I feel like an apology at the beginning of the post might be appropriate… I’m feeling wordy today. This is going to be a little long and maybe even a bit convoluted, even though it’s just some current devotional thoughts. If you can dig that, then carry on. You have been warned. =)
I’m going through a time of exploration again with the Spiritual Exercises of St. Ignatius and I am in wonder at the way familiar verses open up to me in reading, meditation and prayer. Not that it’s magic, or that I’m magical, but the old words find new ways to resonate in my mind and soul.
Ignatius called this resonance and awareness a testing of the spirits when we feel a response rise from within us and we stop to explore that feeling. This is just a way of practicing awareness and allowing God to be heard with more clarity in our lives. Today’s reading in my prayer time was Isaiah 43:1-7.
1 But now, this is what the LORD says– he who created you, Jacob, he who formed you, Israel: “Do not fear, for I have redeemed you; I have summoned you by name; you are mine. 2 When you pass through the waters, I will be with you; and when you pass through the rivers, they will not sweep over you. When you walk through the fire, you will not be burned; the flames will not set you ablaze.
3 For I am the LORD your God, the Holy One of Israel, your Savior; I give Egypt for your ransom, Cush and Seba in your stead. 4 Since you are precious and honored in my sight, and because I love you, I will give nations in exchange for you, and peoples in exchange for your life.

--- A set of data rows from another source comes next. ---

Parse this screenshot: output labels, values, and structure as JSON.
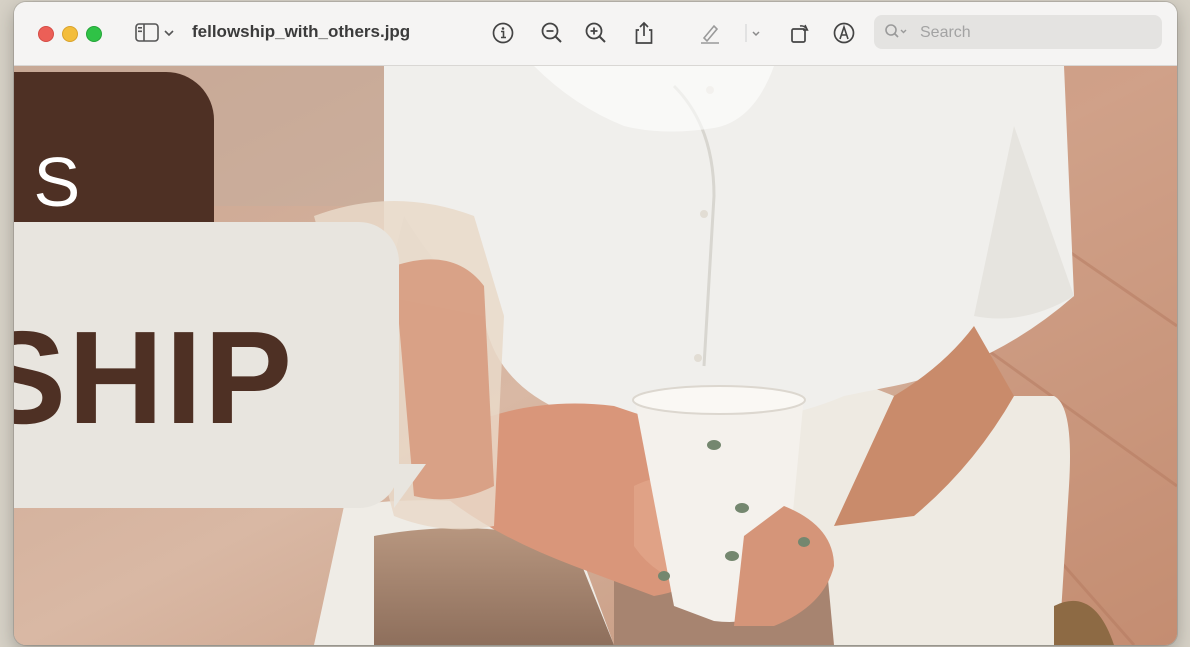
{
  "window": {
    "title": "fellowship_with_others.jpg"
  },
  "toolbar": {
    "traffic_lights": [
      "close",
      "minimize",
      "zoom"
    ],
    "icons": [
      "sidebar-icon",
      "chevron-down-icon",
      "info-icon",
      "zoom-out-icon",
      "zoom-in-icon",
      "share-icon",
      "highlight-icon",
      "chevron-down-icon",
      "rotate-icon",
      "markup-icon"
    ],
    "search": {
      "placeholder": "Search",
      "value": ""
    }
  },
  "image": {
    "overlay_top_text": "IS",
    "overlay_bottom_text": "SHIP"
  },
  "colors": {
    "brand_dark": "#4e3024",
    "overlay_light": "#e8e5df",
    "close": "#ec5f57",
    "minimize": "#f3bd3b",
    "zoom": "#2fc246"
  }
}
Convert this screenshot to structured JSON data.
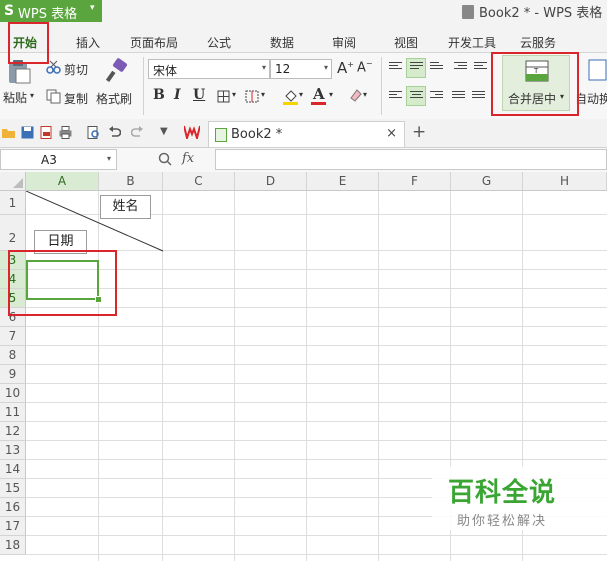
{
  "app": {
    "logo": "S",
    "name": "WPS 表格",
    "menu_arrow": "▾",
    "window_title": "Book2 * - WPS 表格"
  },
  "menu": {
    "tabs": [
      "开始",
      "插入",
      "页面布局",
      "公式",
      "数据",
      "审阅",
      "视图",
      "开发工具",
      "云服务"
    ],
    "active": "开始"
  },
  "ribbon": {
    "clipboard": {
      "paste": "粘贴",
      "cut": "剪切",
      "copy": "复制",
      "format_painter": "格式刷"
    },
    "font": {
      "name": "宋体",
      "size": "12",
      "bold": "B",
      "italic": "I",
      "underline": "U",
      "font_color_glyph": "A"
    },
    "alignment": {
      "merge_center": "合并居中",
      "wrap": "自动换"
    }
  },
  "document_tab": {
    "label": "Book2 *",
    "close": "×",
    "new_tab": "+"
  },
  "formula_bar": {
    "cell_ref": "A3",
    "fx": "fx",
    "content": ""
  },
  "sheet": {
    "columns": [
      "A",
      "B",
      "C",
      "D",
      "E",
      "F",
      "G",
      "H"
    ],
    "rows": [
      "1",
      "2",
      "3",
      "4",
      "5",
      "6",
      "7",
      "8",
      "9",
      "10",
      "11",
      "12",
      "13",
      "14",
      "15",
      "16",
      "17",
      "18"
    ],
    "selected_column": "A",
    "selected_rows": [
      "3",
      "4",
      "5"
    ],
    "textbox_name": "姓名",
    "textbox_date": "日期"
  },
  "watermark": {
    "title": "百科全说",
    "subtitle": "助你轻松解决"
  },
  "colors": {
    "brand": "#5aa53d",
    "highlight": "#d8262c",
    "selection": "#5aa53d",
    "font_red": "#d8262c",
    "fill_yellow": "#f5d400"
  }
}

5 Do not be afraid, for I am with you; I will bring your children from the east and gather you from the west. 6 I will say to the north, ‘Give them up!’ and to the south, ‘Do not hold them back.’ Bring my sons from afar and my daughters from the ends of the earth– 7 everyone who is called by my name, whom I created for my glory, whom I formed and made.”
This is a repeat passage in that I have already spent time with it in the past seven days, but reading the words this morning again allowed me time to recognize a new response within myself. It was the dual movement of God describe as made and redeemed. In my previous reading I had focused on the beautiful imagery of not being washed away by the floods or consumed by the fires.
There’s a lot going on in this passage… notably, some nations are not just passed over in favor of Israel, but given in ransom for her. To be honest, I’m immediately in cringe mode over the disregard for Egypt, Seba and Cush. They were rejected and became a sacrifice for Israel’s safety and inheritance. It’s important to stop and take a deep breath and place the passage in its historical and original context, which was nationalistic and specific. Israel was threatened by other nations, and in her deliverance, those nations were rejected by God. This doesn’t mean that they are forever rejected or forever out of God’s love and favor. But they were at that time a sacrifice given to save Israel.
So when I feel my very personal reaction to the words, “But now, this is what the LORD says– he who created you, Jacob, he who formed you, Israel: ‘Do not fear, for I have redeemed you; I have summoned you by name; you are mine.'” I begin by realizing that these words are for Israel at a particular time and place. The movement of made and redeemed belong to Israel and her story with specificity and context, and not to me in the same way. And yet I do feel a resonance that God may have made me and redeemed me similarly, God being both my source and resource, my beginning and my future.
I believe that we always want to start with the specificity of a passage like Isaiah 43, and then move to place our own claim of faith on the words. Just as we lay our claim of faith upon the God of Jacob and Isaac, the God of Sarah and Abram, the God of Eve and Adam, the God of Hannah and of Isaiah, we by faith place ourselves into an extended context of messages like this one. We by faith reach for a handhold on the promises and the strength of God being our source and re-source, our making and re-making, our past and future.
This dual movement of having been made and remade (redeemed) give power to next couplet, that God has summoned and called by name. This movement of God speaks of love, intimacy and good things to come. By faith as followers of Christ we place ourselves in that love and covenantal grace existing between God and Israel in these words of Isaiah. I myself, in faith, can hear that God did indeed make me and then has continued to make me, and will continue to summon, call and I believe to even keep remaking me as necessary. I have both source and resource. I am not alone, finished, done or un-summoned. I can look forward and see God making a way for me.
This was a resonance I needed to hear, today. And I trust that I do not place my own claim of faith upon the making and redeeming activity of God in vain. Maybe it’s the Spring tulips outside after a long winter chill in our region. Maybe it’s the sun finally shining warm and my chance to flex some bare toes in my sandals again. Maybe it’s new life of each breath I’m suddenly aware of as I sit and type away here at the coffee shop, but I see God doing these things… I see the redeeming. I see what has been made being remade. I see hope happening all around me, and in Isaiah, and I want to take a satisfying measure of that hope into me as my sustenance and life for the day. If you’re thirsty, Jesus invites you to drink deep and trust that the flow never ends.